Dataset rows describing interfaces:

┌──

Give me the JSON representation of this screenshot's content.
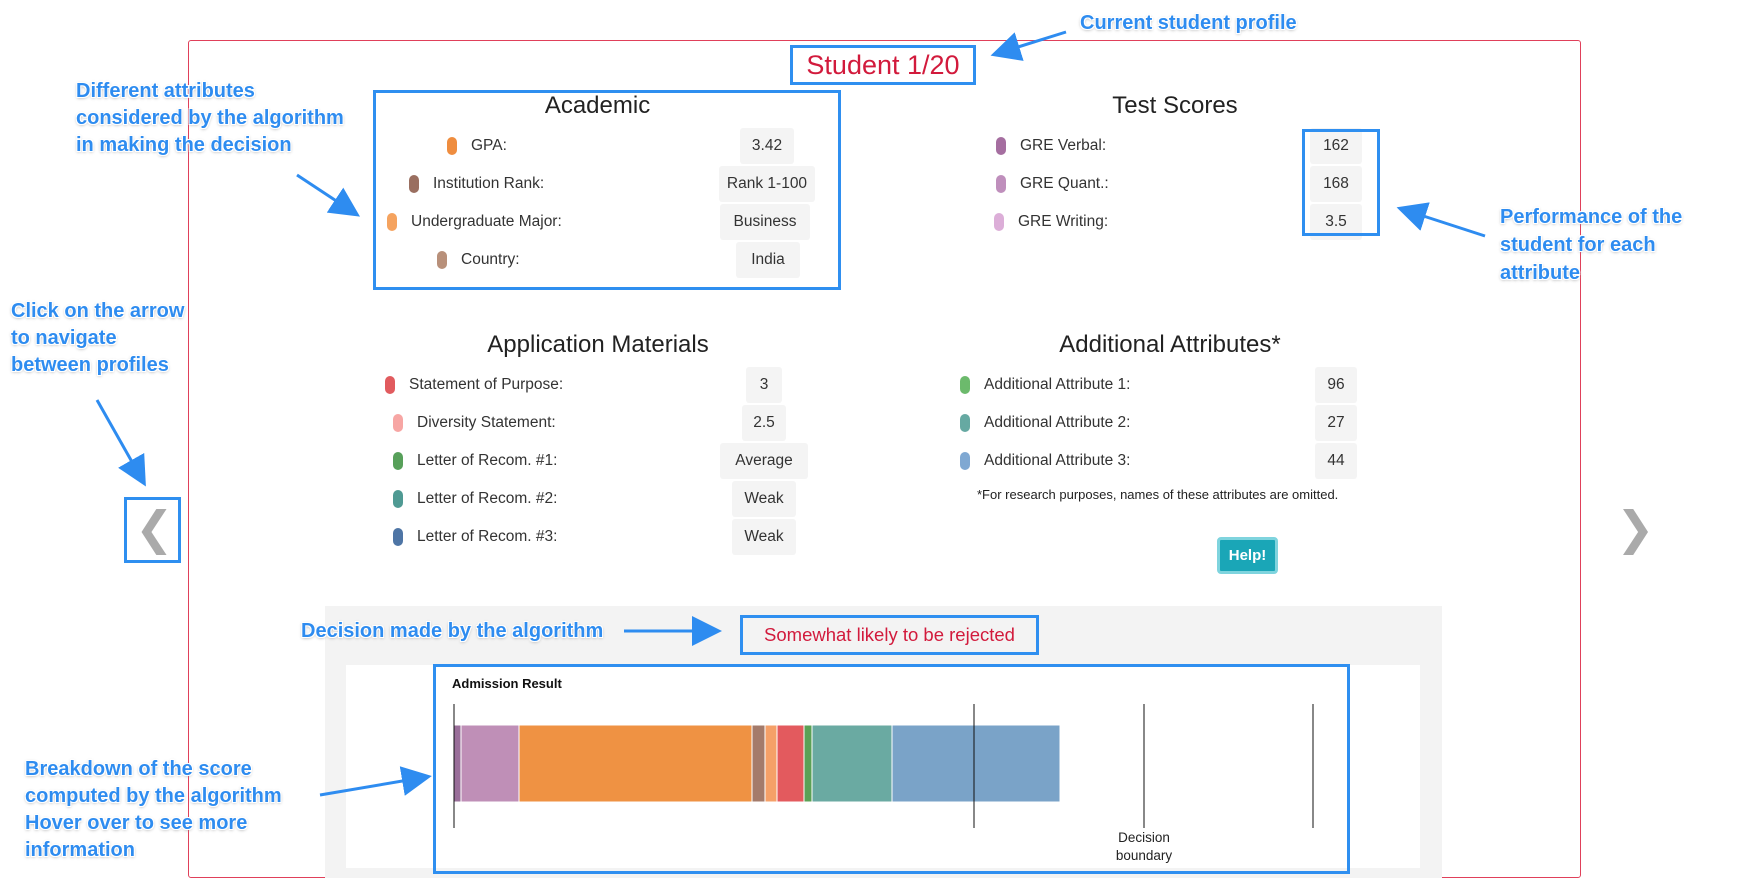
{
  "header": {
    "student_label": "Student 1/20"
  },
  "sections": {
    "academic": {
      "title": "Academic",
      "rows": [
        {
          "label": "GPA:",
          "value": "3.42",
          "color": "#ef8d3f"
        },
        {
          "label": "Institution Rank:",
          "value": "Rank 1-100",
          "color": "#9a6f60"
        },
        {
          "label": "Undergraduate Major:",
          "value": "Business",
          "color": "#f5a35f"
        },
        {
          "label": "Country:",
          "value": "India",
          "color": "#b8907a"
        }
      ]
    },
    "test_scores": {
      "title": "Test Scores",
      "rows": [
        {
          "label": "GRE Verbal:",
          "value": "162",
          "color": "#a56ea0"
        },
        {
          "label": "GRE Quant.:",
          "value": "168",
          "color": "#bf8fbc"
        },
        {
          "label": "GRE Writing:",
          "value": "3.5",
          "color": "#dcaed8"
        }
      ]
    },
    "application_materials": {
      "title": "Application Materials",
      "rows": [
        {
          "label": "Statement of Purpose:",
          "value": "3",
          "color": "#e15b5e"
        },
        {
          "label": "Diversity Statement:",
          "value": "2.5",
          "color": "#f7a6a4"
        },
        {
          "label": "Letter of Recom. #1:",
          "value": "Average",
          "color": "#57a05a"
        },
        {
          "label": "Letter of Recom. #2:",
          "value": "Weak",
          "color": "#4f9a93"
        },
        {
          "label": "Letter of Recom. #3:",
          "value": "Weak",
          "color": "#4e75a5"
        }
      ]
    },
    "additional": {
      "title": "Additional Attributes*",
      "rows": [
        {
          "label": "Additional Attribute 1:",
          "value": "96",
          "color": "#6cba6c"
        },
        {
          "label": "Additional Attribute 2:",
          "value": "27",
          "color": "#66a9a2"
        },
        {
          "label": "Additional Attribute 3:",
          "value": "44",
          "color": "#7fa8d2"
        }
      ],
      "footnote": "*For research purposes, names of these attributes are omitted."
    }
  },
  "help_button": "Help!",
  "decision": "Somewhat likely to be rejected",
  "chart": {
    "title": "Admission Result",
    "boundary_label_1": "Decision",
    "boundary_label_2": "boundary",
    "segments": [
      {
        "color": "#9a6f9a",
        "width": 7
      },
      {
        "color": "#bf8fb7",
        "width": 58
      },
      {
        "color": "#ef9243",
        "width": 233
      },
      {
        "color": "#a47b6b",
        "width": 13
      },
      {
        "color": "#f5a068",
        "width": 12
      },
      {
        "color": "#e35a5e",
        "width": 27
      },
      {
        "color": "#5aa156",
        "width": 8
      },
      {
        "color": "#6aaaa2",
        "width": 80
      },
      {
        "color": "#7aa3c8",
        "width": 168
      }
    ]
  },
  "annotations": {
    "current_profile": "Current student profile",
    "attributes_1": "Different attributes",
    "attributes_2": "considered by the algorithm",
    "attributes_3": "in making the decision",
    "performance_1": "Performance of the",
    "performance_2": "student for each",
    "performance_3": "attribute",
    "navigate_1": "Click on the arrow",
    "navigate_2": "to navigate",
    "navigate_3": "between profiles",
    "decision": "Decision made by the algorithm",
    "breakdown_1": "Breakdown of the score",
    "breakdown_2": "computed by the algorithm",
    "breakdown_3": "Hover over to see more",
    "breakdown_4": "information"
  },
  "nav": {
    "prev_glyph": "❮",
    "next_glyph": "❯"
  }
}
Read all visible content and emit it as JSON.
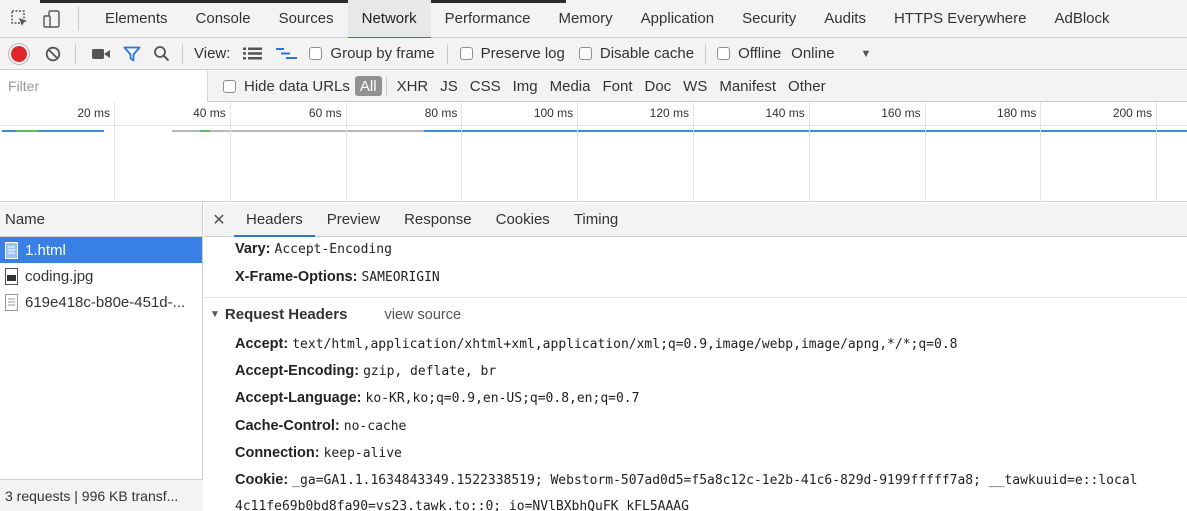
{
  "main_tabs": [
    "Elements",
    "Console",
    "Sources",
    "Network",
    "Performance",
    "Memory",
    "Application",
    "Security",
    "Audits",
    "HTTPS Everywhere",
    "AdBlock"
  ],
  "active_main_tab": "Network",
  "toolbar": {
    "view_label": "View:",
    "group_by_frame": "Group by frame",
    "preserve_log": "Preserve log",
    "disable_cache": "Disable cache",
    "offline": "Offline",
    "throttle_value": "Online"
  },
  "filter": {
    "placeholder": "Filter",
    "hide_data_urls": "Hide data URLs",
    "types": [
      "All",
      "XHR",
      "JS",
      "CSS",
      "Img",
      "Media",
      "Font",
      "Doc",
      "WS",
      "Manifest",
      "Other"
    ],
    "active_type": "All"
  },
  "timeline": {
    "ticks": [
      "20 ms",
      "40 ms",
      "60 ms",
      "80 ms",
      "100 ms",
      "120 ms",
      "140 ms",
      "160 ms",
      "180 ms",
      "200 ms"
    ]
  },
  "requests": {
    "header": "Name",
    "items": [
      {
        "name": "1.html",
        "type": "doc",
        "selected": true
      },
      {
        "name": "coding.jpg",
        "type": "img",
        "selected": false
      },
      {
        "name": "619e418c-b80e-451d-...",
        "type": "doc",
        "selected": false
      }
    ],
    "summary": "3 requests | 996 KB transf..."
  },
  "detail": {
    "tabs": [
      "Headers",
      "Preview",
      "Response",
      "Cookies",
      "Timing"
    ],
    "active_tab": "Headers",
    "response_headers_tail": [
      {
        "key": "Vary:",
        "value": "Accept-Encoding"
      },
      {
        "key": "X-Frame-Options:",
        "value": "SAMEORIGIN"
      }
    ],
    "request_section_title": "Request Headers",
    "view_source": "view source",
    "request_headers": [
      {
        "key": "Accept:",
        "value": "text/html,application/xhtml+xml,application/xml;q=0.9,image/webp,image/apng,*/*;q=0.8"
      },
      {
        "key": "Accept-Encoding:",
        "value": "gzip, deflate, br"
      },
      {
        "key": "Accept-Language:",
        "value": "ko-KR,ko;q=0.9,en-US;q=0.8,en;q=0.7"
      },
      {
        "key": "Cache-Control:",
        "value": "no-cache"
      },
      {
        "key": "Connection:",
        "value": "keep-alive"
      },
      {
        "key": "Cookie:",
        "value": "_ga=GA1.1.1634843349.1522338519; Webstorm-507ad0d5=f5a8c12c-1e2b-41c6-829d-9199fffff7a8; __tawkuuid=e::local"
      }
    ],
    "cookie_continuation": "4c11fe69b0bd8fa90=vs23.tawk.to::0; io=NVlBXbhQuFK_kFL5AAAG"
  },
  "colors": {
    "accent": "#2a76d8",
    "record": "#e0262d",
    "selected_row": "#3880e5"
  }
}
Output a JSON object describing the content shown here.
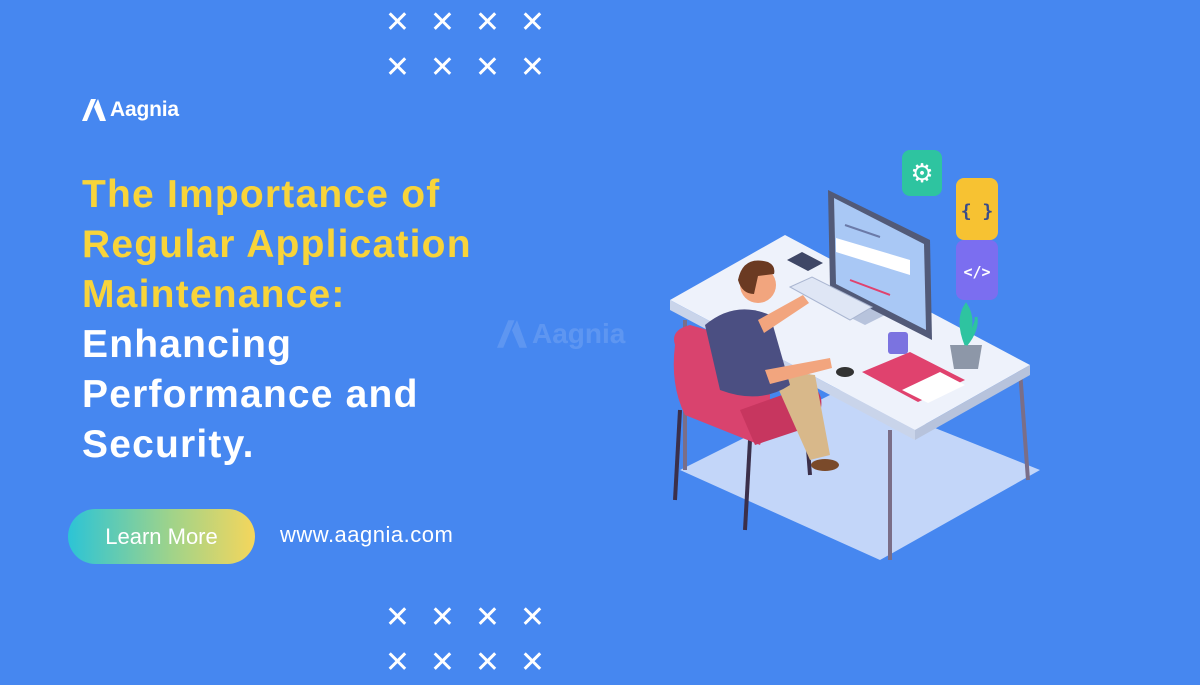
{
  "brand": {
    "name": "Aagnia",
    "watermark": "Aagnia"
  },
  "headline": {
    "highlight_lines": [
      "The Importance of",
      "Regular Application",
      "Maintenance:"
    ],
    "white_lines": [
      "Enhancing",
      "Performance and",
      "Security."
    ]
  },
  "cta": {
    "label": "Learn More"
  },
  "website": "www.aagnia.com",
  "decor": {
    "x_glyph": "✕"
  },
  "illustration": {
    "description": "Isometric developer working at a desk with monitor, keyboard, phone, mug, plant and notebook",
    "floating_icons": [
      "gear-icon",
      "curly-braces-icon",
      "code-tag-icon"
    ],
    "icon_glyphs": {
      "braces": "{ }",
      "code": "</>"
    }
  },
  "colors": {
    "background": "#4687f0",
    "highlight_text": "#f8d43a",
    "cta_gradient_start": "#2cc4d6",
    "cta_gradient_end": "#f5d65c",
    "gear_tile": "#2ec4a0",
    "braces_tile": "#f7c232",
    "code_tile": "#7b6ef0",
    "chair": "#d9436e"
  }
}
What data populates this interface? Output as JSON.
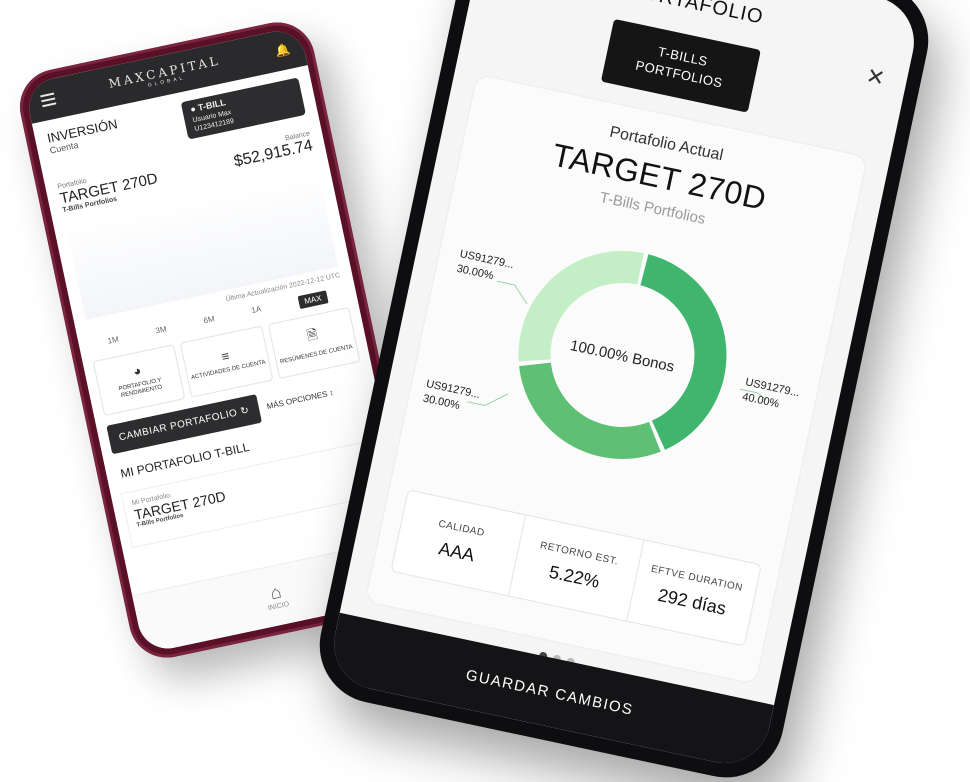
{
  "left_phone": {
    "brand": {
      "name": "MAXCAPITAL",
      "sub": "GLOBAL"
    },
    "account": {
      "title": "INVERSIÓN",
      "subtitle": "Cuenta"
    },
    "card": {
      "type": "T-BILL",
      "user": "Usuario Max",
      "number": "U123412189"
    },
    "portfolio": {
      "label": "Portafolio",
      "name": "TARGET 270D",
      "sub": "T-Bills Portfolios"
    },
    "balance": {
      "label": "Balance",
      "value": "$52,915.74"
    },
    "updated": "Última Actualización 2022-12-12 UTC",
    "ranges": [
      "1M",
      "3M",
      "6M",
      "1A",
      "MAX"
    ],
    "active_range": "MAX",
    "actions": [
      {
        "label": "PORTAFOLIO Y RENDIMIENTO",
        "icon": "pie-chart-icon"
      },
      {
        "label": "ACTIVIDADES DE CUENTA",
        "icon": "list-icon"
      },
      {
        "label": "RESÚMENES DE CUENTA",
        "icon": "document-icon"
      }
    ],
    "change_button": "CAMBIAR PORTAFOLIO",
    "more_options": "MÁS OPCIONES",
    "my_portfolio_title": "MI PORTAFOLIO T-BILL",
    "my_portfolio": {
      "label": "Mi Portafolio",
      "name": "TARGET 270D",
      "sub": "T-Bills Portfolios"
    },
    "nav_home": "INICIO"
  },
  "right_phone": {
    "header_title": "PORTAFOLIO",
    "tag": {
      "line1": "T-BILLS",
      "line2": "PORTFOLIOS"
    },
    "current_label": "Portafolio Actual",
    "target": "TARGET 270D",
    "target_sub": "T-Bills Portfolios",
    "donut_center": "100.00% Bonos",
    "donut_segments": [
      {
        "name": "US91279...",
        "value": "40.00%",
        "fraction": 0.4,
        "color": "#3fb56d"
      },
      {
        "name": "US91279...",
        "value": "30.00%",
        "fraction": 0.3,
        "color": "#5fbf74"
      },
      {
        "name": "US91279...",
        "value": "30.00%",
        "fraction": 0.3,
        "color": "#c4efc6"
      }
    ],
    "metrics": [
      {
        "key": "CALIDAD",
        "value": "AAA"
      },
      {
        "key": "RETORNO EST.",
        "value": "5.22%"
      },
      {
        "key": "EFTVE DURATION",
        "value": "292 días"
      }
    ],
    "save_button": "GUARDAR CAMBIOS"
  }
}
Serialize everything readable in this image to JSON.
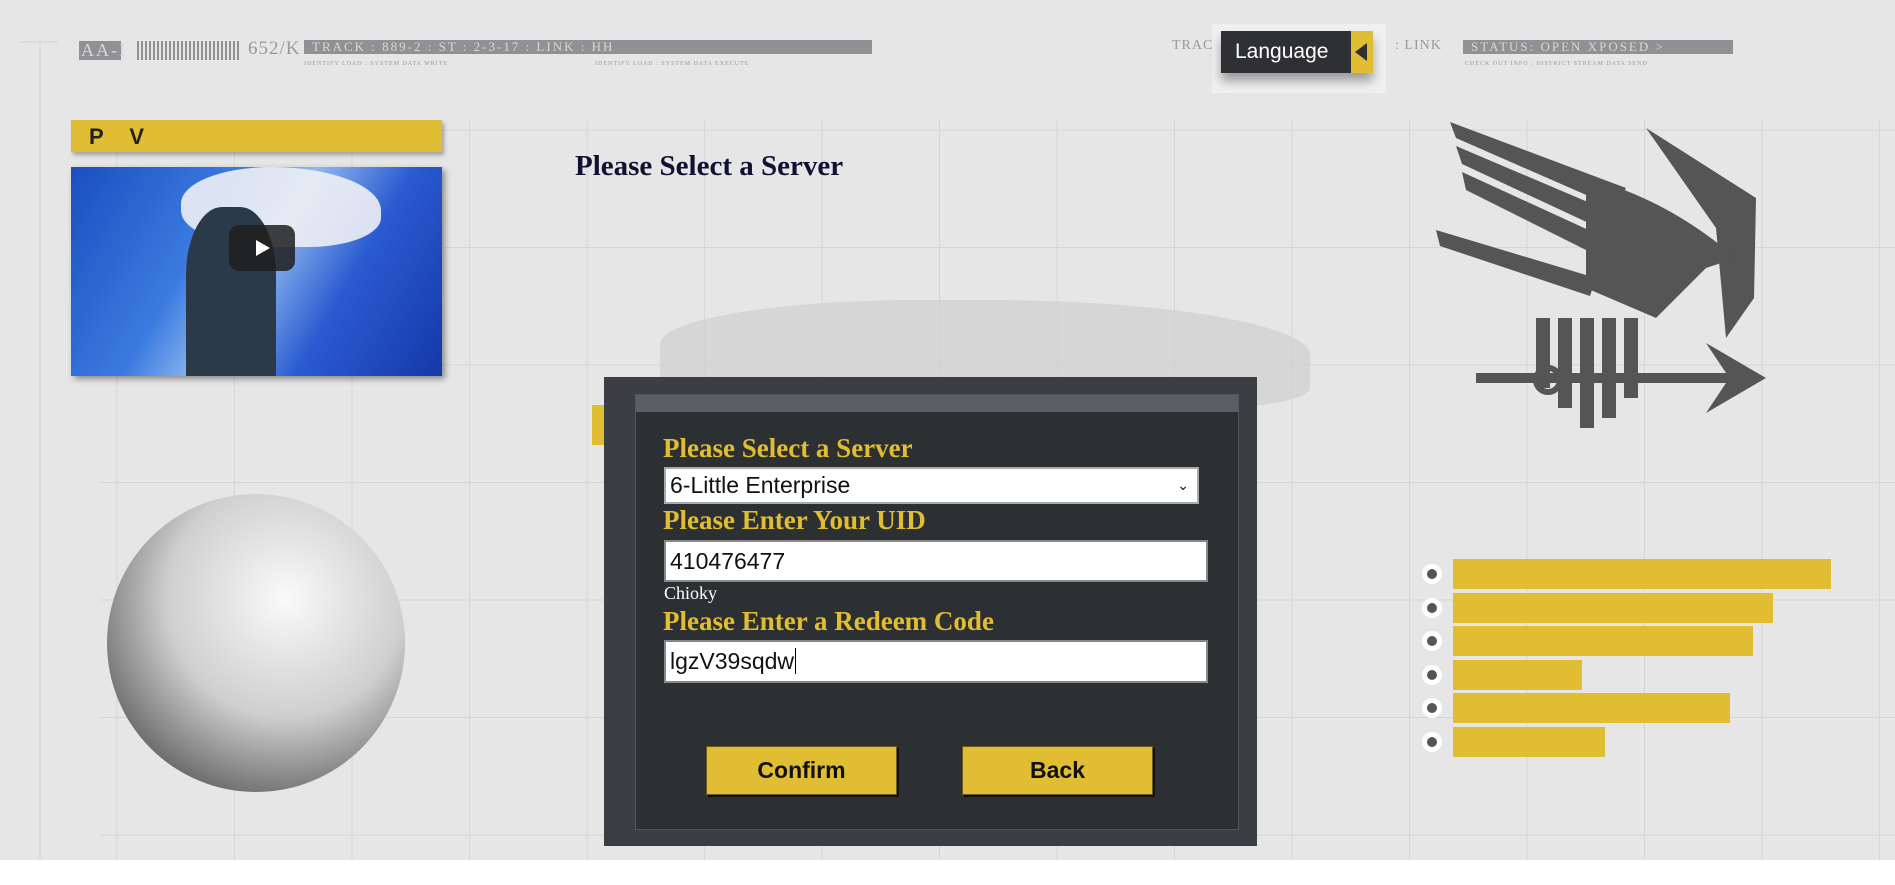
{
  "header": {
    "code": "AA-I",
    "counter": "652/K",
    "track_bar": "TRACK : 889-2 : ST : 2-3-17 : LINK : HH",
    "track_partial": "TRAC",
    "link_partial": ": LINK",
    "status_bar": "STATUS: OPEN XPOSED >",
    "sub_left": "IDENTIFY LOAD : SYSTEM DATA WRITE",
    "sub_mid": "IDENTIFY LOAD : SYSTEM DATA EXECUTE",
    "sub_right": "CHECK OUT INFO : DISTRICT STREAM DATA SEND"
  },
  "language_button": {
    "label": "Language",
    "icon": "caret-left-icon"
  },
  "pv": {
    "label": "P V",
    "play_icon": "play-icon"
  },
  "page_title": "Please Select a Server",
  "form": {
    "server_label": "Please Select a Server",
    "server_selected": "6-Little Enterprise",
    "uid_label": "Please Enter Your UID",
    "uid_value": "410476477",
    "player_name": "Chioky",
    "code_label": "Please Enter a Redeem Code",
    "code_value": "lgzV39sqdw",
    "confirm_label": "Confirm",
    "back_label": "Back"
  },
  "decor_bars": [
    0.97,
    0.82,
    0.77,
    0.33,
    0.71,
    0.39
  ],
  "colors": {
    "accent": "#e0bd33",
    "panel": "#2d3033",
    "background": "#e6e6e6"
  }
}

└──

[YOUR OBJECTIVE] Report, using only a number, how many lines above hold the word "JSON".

[ANSWER SECTION] 5